In this reading, the troubling rise of populism around the world must be interpreted as widespread disaffection with “politics as usual”. Brexit is but a part of a global “peasants’ revolt”, relying upon ballots rather than pitchforks, against the policies and judgments of the political elite -- the Establishment.

This apparently unseemly rise of nationalism and populism is not a random or spontaneous development. It can be traced to the expansion of state control and power that has marginalized individuals while promoting economic interests of special interests, including trade unions.

Indeed, these developments reveal the internal, fatal contradictions of representative democracy that may be approaching its logical end.
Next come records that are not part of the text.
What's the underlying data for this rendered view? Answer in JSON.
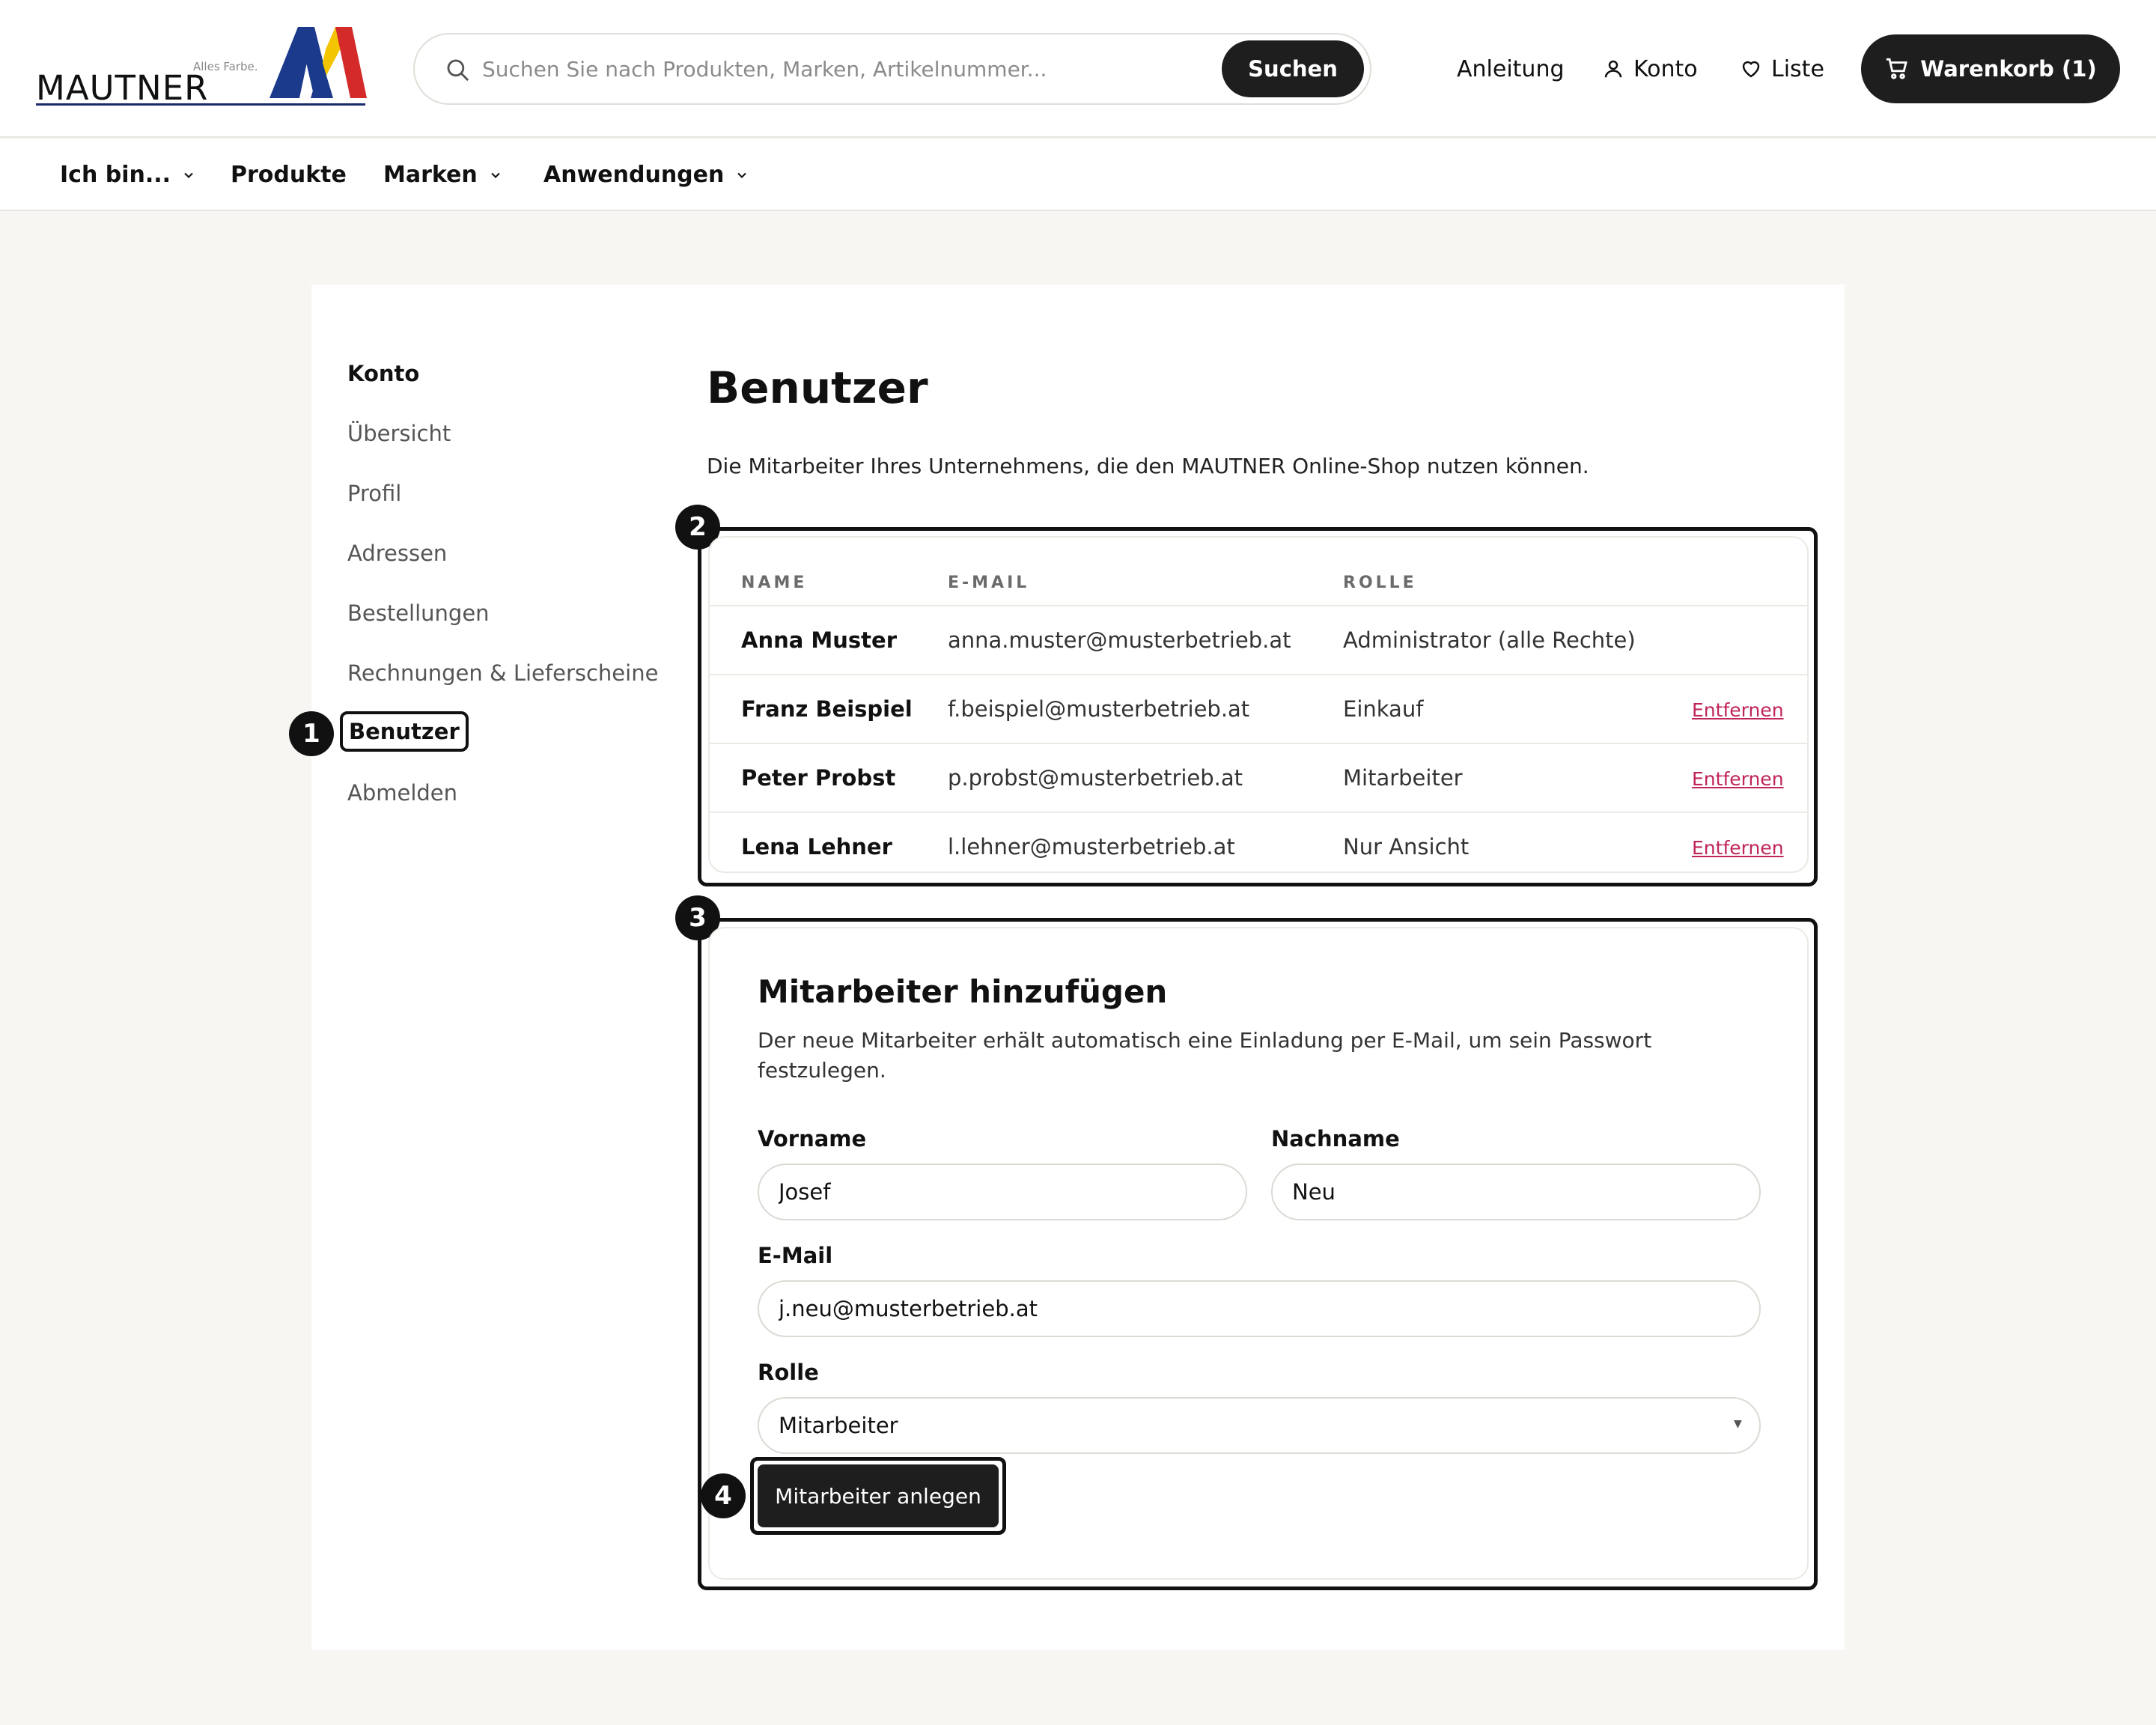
{
  "header": {
    "logo_text": "MAUTNER",
    "logo_tagline": "Alles Farbe.",
    "search_placeholder": "Suchen Sie nach Produkten, Marken, Artikelnummer...",
    "search_button": "Suchen",
    "guide_link": "Anleitung",
    "account_link": "Konto",
    "wishlist_link": "Liste",
    "cart_label": "Warenkorb (1)"
  },
  "nav": {
    "items": [
      "Ich bin...",
      "Produkte",
      "Marken",
      "Anwendungen"
    ]
  },
  "sidebar": {
    "heading": "Konto",
    "items": [
      "Übersicht",
      "Profil",
      "Adressen",
      "Bestellungen",
      "Rechnungen & Lieferscheine",
      "Benutzer",
      "Abmelden"
    ],
    "active": "Benutzer"
  },
  "page": {
    "title": "Benutzer",
    "description": "Die Mitarbeiter Ihres Unternehmens, die den MAUTNER Online-Shop nutzen können."
  },
  "users_table": {
    "headers": [
      "NAME",
      "E-MAIL",
      "ROLLE"
    ],
    "remove_label": "Entfernen",
    "rows": [
      {
        "name": "Anna Muster",
        "email": "anna.muster@musterbetrieb.at",
        "role": "Administrator (alle Rechte)"
      },
      {
        "name": "Franz Beispiel",
        "email": "f.beispiel@musterbetrieb.at",
        "role": "Einkauf"
      },
      {
        "name": "Peter Probst",
        "email": "p.probst@musterbetrieb.at",
        "role": "Mitarbeiter"
      },
      {
        "name": "Lena Lehner",
        "email": "l.lehner@musterbetrieb.at",
        "role": "Nur Ansicht"
      }
    ]
  },
  "add_form": {
    "title": "Mitarbeiter hinzufügen",
    "description": "Der neue Mitarbeiter erhält automatisch eine Einladung per E-Mail, um sein Passwort festzulegen.",
    "first_name_label": "Vorname",
    "first_name_value": "Josef",
    "last_name_label": "Nachname",
    "last_name_value": "Neu",
    "email_label": "E-Mail",
    "email_value": "j.neu@musterbetrieb.at",
    "role_label": "Rolle",
    "role_value": "Mitarbeiter",
    "submit_label": "Mitarbeiter anlegen"
  },
  "annotations": [
    "1",
    "2",
    "3",
    "4"
  ],
  "colors": {
    "accent_dark": "#1e1e1e",
    "link_remove": "#c0265a",
    "page_bg": "#f7f6f2"
  }
}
We have reached a global “Weimar moment” whereby the detachment of the political elite from their citizens is driving them into the arms of dark nationalist, protectionist forces.

Political elites

Political elites have used democracy as a cover to insert their ideologies or their special interests (monopoly privileges or political correctness issues). In turn, citizens have found that their life outcomes and daily lives have become increasingly dominated by arbitrary political forces. In the case of the EU, it is primarily a “social democratic” construct. As in the case of Brexit, earlier votes that went against the agenda of the political establishment to expand the EU prerogatives and actions were met with howls of elitist disdain. The assertion was that the unwashed masses got it wrong and must vote again.

This happened when the Danes rejected the Maastricht Treaty (1992). After being obliged to vote again they accepted it, but the voters later refused to join the euro-zone as did Swedish voters.

As for the Irish voters, they rejected the Nice Treaty (2001) and the Lisbon Treaty (2008), but were compelled to vote again until delivering the correct answer. When French and Dutch voters turned down the EU Constitution (2005), their responses were ignored, as in the case of rejection by Greek voters of the terms of the euro bailout (2015).

In all events, the eventual outcome is uncertain. In the UK, it could lead to greater openness and increased exchanges with the rest of the world without the suffocating bureaucratic interferences from Brussels. Or it could collapse into an internecine nativism. It might also be the death knell for the cohesion of the UK as the Scots may choose independence.

Interpreting what Brexit means for financial markets or the UK economy involves a great many possible permutations so that no one can pretend to speak authoritatively. One thing is sure and is confirmed by the events of the first week after the vote, it is the case that uncertainty will often lead to increased market volatility.

For their part, ‘Remainers’ painted such an apocalyptic future for Brexit that they are largely to blame for the market turmoil. Now they have already begun scrambling to walk back their predictions to calm troubled waters and anxious markets.

In the long term, Brexit can be positive for the UK. But it will require that British leaders allow free trade with the lifting of obstructive EU regulations. As it is, London is very likely to remain the premier destination for investment capital in Europe for a very long time.

As for the EU, it as though a soldier has been shot and the bullet has passed through with death being imminent, though the soldier be unaware. Since neither the British nor EU elites thought that the Leave vote would succeed, their lack of insights makes them unable to address the grievances raised against them. One wonders how they would respond to the question as to whether the central institutions of the modern EU — the Schengen area and the euro — make the continent more stable or less?  

Christopher Lingle is adjunct professor of economics at Universidad Francisco Marroquin (Guatemala) and Research Associate at the Centre for Civil Society (Delhi). He is also a senior visiting fellow at the Advocata Institute.